# Task prompt:
Go through the lines below. Copy those with "close".
** Opening Data to examine block **
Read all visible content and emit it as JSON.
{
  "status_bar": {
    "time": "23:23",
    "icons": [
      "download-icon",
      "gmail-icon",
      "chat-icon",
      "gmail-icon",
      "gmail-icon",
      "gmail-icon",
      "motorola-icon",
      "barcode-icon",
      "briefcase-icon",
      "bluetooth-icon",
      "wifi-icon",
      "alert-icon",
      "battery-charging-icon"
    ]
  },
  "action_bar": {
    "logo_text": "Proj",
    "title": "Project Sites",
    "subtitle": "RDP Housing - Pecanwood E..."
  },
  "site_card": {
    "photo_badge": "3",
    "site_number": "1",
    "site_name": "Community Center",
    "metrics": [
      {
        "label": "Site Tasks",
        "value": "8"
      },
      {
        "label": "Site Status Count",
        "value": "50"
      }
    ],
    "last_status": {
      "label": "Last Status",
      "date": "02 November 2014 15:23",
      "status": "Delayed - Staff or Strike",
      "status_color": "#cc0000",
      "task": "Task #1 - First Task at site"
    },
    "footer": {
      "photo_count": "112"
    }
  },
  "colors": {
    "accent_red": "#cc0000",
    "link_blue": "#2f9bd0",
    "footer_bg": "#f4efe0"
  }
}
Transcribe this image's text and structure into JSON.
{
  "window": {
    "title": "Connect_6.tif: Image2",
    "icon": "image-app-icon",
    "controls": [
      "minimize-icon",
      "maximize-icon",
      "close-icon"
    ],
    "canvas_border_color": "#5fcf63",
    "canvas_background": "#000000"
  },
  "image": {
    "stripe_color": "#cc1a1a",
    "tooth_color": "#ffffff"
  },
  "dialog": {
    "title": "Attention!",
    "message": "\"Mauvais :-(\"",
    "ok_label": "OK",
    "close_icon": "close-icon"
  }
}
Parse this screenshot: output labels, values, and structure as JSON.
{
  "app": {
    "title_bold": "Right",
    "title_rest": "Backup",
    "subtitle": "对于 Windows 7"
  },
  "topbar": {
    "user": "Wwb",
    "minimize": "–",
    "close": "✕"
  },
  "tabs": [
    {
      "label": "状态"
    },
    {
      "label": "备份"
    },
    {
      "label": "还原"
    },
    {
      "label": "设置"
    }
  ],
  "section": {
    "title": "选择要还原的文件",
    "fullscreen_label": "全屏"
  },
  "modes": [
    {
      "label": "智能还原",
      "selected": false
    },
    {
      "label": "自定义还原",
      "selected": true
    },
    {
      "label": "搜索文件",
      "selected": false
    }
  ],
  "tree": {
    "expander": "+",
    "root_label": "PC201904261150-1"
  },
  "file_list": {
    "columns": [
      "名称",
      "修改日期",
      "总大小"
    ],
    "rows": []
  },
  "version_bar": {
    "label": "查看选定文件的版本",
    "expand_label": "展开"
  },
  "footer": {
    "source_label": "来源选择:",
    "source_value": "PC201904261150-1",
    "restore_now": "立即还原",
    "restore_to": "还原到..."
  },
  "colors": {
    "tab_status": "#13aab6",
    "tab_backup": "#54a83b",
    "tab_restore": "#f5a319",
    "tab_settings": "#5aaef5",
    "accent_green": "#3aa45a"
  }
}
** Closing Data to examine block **
# Exercise result:
      "close-icon"
    "close_icon": "close-icon"
    "close": "✕"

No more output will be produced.